[Element data from apps and pages]

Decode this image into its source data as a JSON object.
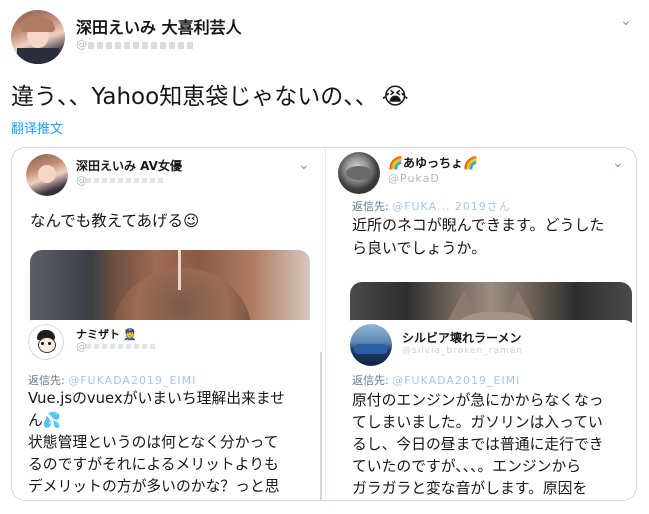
{
  "main_tweet": {
    "name": "深田えいみ 大喜利芸人",
    "handle": "@",
    "text": "違う、、Yahoo知恵袋じゃないの、、",
    "emoji": "😭",
    "translate": "翻译推文"
  },
  "left_tweet": {
    "name": "深田えいみ AV女優",
    "handle": "@",
    "text": "なんでも教えてあげる😉"
  },
  "left_reply": {
    "name": "ナミザト",
    "name_emoji": "👮",
    "handle": "@",
    "reply_label": "返信先:",
    "reply_handle": "@FUKADA2019_EIMI",
    "text_lines": [
      "Vue.jsのvuexがいまいち理解出来ませ",
      "ん💦",
      "状態管理というのは何となく分かって",
      "るのですがそれによるメリットよりも",
      "デメリットの方が多いのかな？っと思"
    ]
  },
  "right_tweet": {
    "name": "🌈あゆっちょ🌈",
    "handle": "@PukaD",
    "reply_label": "返信先:",
    "reply_handle": "@FUKA... 2019さん",
    "text_lines": [
      "近所のネコが睨んできます。どうした",
      "ら良いでしょうか。"
    ]
  },
  "right_reply": {
    "name": "シルビア壊れラーメン",
    "handle": "@silvia_broken_ramen",
    "reply_label": "返信先:",
    "reply_handle": "@FUKADA2019_EIMI",
    "text_lines": [
      "原付のエンジンが急にかからなくなっ",
      "てしまいました。ガソリンは入ってい",
      "るし、今日の昼までは普通に走行でき",
      "ていたのですが、、、。エンジンから",
      "ガラガラと変な音がします。原因を"
    ]
  }
}
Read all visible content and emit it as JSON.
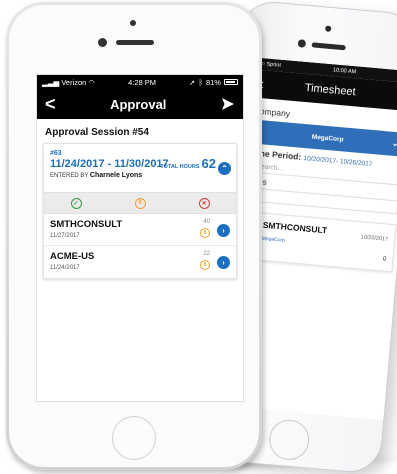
{
  "back_phone": {
    "status": {
      "carrier": "•••○ Sprint",
      "time": "10:00 AM",
      "battery": "▮"
    },
    "nav": {
      "back_glyph": "<",
      "title": "Timesheet",
      "send_glyph": "➤"
    },
    "company_label": "Company",
    "company_value": "MegaCorp",
    "period_label": "Time Period:",
    "period_value": "10/20/2017- 10/26/2017",
    "search_placeholder": "Search...",
    "lines_label": "Lines",
    "line": {
      "name": "SMTHCONSULT",
      "date": "10/20/2017",
      "company": "MegaCorp",
      "hours": "0"
    }
  },
  "front_phone": {
    "status": {
      "carrier": "Verizon",
      "time": "4:28 PM",
      "battery": "81%"
    },
    "nav": {
      "back_glyph": "<",
      "title": "Approval"
    },
    "session_title": "Approval Session #54",
    "card": {
      "id": "#63",
      "range": "11/24/2017 - 11/30/2017",
      "entered_by_label": "ENTERED BY",
      "entered_by_name": "Charnele Lyons",
      "total_label": "TOTAL HOURS",
      "total_value": "62",
      "actions": {
        "approve": "✓",
        "hold": "II",
        "reject": "✕"
      }
    },
    "lines": [
      {
        "name": "SMTHCONSULT",
        "date": "11/27/2017",
        "hours": "40",
        "badge": "II"
      },
      {
        "name": "ACME-US",
        "date": "11/24/2017",
        "hours": "22",
        "badge": "II"
      }
    ]
  },
  "colors": {
    "accent": "#1a6fc1",
    "approve": "#2e9b3f",
    "hold": "#f0a12a",
    "reject": "#d93a3a"
  }
}
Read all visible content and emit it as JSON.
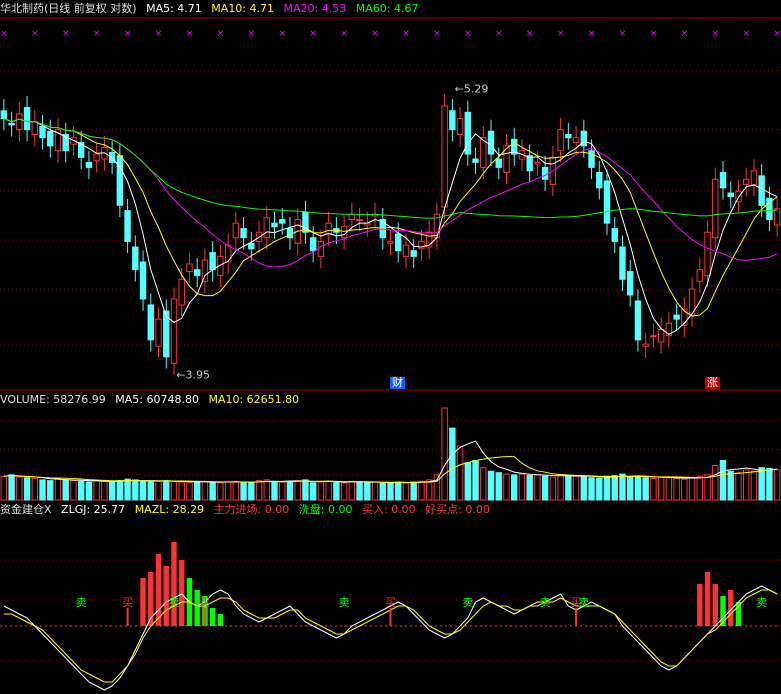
{
  "header": {
    "stock_title": "华北制药(日线 前复权 对数)",
    "ma5": "MA5: 4.71",
    "ma10": "MA10: 4.71",
    "ma20": "MA20: 4.53",
    "ma60": "MA60: 4.67"
  },
  "volume_header": {
    "volume": "VOLUME: 58276.99",
    "ma5": "MA5: 60748.80",
    "ma10": "MA10: 62651.80"
  },
  "indicator_header": {
    "name": "资金建仓X",
    "zlgj": "ZLGJ: 25.77",
    "mazl": "MAZL: 28.29",
    "zljc": "主力进场: 0.00",
    "xp": "洗盘: 0.00",
    "mr": "买入: 0.00",
    "hmd": "好买点: 0.00"
  },
  "annotations": {
    "high": "5.29",
    "low": "3.95",
    "cai": "财",
    "zhang": "涨",
    "sell": "卖",
    "buy": "买"
  },
  "colors": {
    "up": "#ff3232",
    "down": "#54ffff",
    "ma5": "#ffffff",
    "ma10": "#ffff00",
    "ma20": "#ff00ff",
    "ma60": "#00ff00",
    "grid": "#8b0000",
    "sell": "#00ff00",
    "buy": "#ff3232"
  },
  "chart_data": {
    "type": "candlestick",
    "panels": [
      "price",
      "volume",
      "indicator"
    ],
    "price_range": [
      3.55,
      5.5
    ],
    "close": [
      4.92,
      4.88,
      4.95,
      4.85,
      4.9,
      4.8,
      4.75,
      4.85,
      4.72,
      4.8,
      4.68,
      4.62,
      4.7,
      4.74,
      4.65,
      4.4,
      4.2,
      4.05,
      3.9,
      3.7,
      3.8,
      3.62,
      3.9,
      4.0,
      4.08,
      4.02,
      4.1,
      4.05,
      4.12,
      4.18,
      4.3,
      4.22,
      4.16,
      4.25,
      4.33,
      4.28,
      4.3,
      4.22,
      4.32,
      4.25,
      4.15,
      4.2,
      4.3,
      4.25,
      4.28,
      4.35,
      4.32,
      4.3,
      4.35,
      4.22,
      4.2,
      4.15,
      4.18,
      4.12,
      4.2,
      4.25,
      4.35,
      5.0,
      4.85,
      4.92,
      4.7,
      4.65,
      4.8,
      4.7,
      4.62,
      4.75,
      4.7,
      4.72,
      4.6,
      4.65,
      4.55,
      4.68,
      4.85,
      4.8,
      4.8,
      4.75,
      4.62,
      4.5,
      4.3,
      4.2,
      4.0,
      3.92,
      3.7,
      3.68,
      3.72,
      3.75,
      3.78,
      3.8,
      3.85,
      3.95,
      4.05,
      4.25,
      4.55,
      4.5,
      4.45,
      4.48,
      4.55,
      4.6,
      4.4,
      4.32,
      4.38
    ],
    "volume": [
      33,
      35,
      32,
      31,
      30,
      28,
      27,
      29,
      28,
      27,
      26,
      25,
      27,
      26,
      25,
      27,
      29,
      28,
      26,
      25,
      26,
      27,
      26,
      25,
      24,
      25,
      26,
      25,
      24,
      25,
      26,
      25,
      24,
      27,
      28,
      26,
      25,
      26,
      27,
      28,
      24,
      25,
      26,
      25,
      24,
      26,
      25,
      24,
      25,
      23,
      24,
      25,
      24,
      25,
      26,
      28,
      35,
      128,
      100,
      75,
      52,
      55,
      45,
      40,
      38,
      36,
      35,
      36,
      34,
      35,
      33,
      32,
      35,
      34,
      33,
      32,
      31,
      30,
      33,
      34,
      36,
      32,
      33,
      31,
      30,
      32,
      31,
      30,
      29,
      31,
      33,
      35,
      48,
      55,
      40,
      38,
      42,
      40,
      45,
      44,
      42
    ],
    "zlgj": [
      5,
      4,
      3,
      2,
      0,
      -2,
      -4,
      -6,
      -8,
      -10,
      -12,
      -14,
      -15,
      -16,
      -15,
      -13,
      -10,
      -6,
      -2,
      2,
      4,
      6,
      7,
      8,
      6,
      5,
      6,
      8,
      9,
      8,
      5,
      3,
      2,
      1,
      2,
      3,
      4,
      5,
      3,
      1,
      0,
      -1,
      -2,
      -3,
      -2,
      0,
      1,
      2,
      3,
      4,
      5,
      6,
      5,
      3,
      1,
      -1,
      -2,
      -3,
      -2,
      0,
      2,
      6,
      7,
      6,
      5,
      4,
      3,
      4,
      5,
      6,
      6,
      7,
      8,
      5,
      4,
      5,
      6,
      5,
      4,
      3,
      0,
      -2,
      -4,
      -6,
      -8,
      -10,
      -11,
      -10,
      -8,
      -6,
      -4,
      -2,
      0,
      2,
      4,
      6,
      8,
      9,
      10,
      9,
      8
    ],
    "mazl": [
      3,
      3,
      2,
      1,
      0,
      -1,
      -3,
      -5,
      -7,
      -9,
      -11,
      -12,
      -13,
      -14,
      -14,
      -12,
      -10,
      -7,
      -3,
      0,
      2,
      4,
      5,
      6,
      6,
      5,
      5,
      6,
      7,
      7,
      6,
      4,
      3,
      2,
      2,
      2,
      3,
      4,
      4,
      2,
      1,
      0,
      -1,
      -2,
      -2,
      -1,
      0,
      1,
      2,
      3,
      4,
      5,
      5,
      4,
      2,
      0,
      -1,
      -2,
      -2,
      -1,
      1,
      3,
      5,
      6,
      5,
      5,
      4,
      4,
      5,
      5,
      6,
      6,
      7,
      6,
      5,
      5,
      5,
      5,
      4,
      3,
      1,
      -1,
      -3,
      -5,
      -7,
      -9,
      -10,
      -10,
      -8,
      -6,
      -4,
      -2,
      -1,
      1,
      3,
      5,
      7,
      8,
      9,
      9,
      8
    ],
    "buy_bars": [
      0,
      0,
      0,
      0,
      0,
      0,
      0,
      0,
      0,
      0,
      0,
      0,
      0,
      0,
      0,
      0,
      0,
      0,
      8,
      9,
      12,
      10,
      14,
      11,
      0,
      0,
      0,
      0,
      0,
      0,
      0,
      0,
      0,
      0,
      0,
      0,
      0,
      0,
      0,
      0,
      0,
      0,
      0,
      0,
      0,
      0,
      0,
      0,
      0,
      0,
      0,
      0,
      0,
      0,
      0,
      0,
      0,
      0,
      0,
      0,
      0,
      0,
      0,
      0,
      0,
      0,
      0,
      0,
      0,
      0,
      0,
      0,
      0,
      0,
      0,
      0,
      0,
      0,
      0,
      0,
      0,
      0,
      0,
      0,
      0,
      0,
      0,
      0,
      0,
      0,
      7,
      9,
      7,
      0,
      6,
      0,
      0,
      0,
      0,
      0,
      0
    ],
    "sell_bars": [
      0,
      0,
      0,
      0,
      0,
      0,
      0,
      0,
      0,
      0,
      0,
      0,
      0,
      0,
      0,
      0,
      0,
      0,
      0,
      0,
      0,
      0,
      0,
      0,
      8,
      6,
      5,
      3,
      2,
      0,
      0,
      0,
      0,
      0,
      0,
      0,
      0,
      0,
      0,
      0,
      0,
      0,
      0,
      0,
      0,
      0,
      0,
      0,
      0,
      0,
      0,
      0,
      0,
      0,
      0,
      0,
      0,
      0,
      0,
      0,
      0,
      0,
      0,
      0,
      0,
      0,
      0,
      0,
      0,
      0,
      0,
      0,
      0,
      0,
      0,
      0,
      0,
      0,
      0,
      0,
      0,
      0,
      0,
      0,
      0,
      0,
      0,
      0,
      0,
      0,
      0,
      0,
      0,
      5,
      0,
      4,
      0,
      0,
      0,
      0,
      0
    ]
  }
}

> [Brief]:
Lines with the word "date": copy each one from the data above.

> [Result for this exercise]:
      "date": "10/20/2017",
        "date": "11/27/2017",
        "date": "11/24/2017",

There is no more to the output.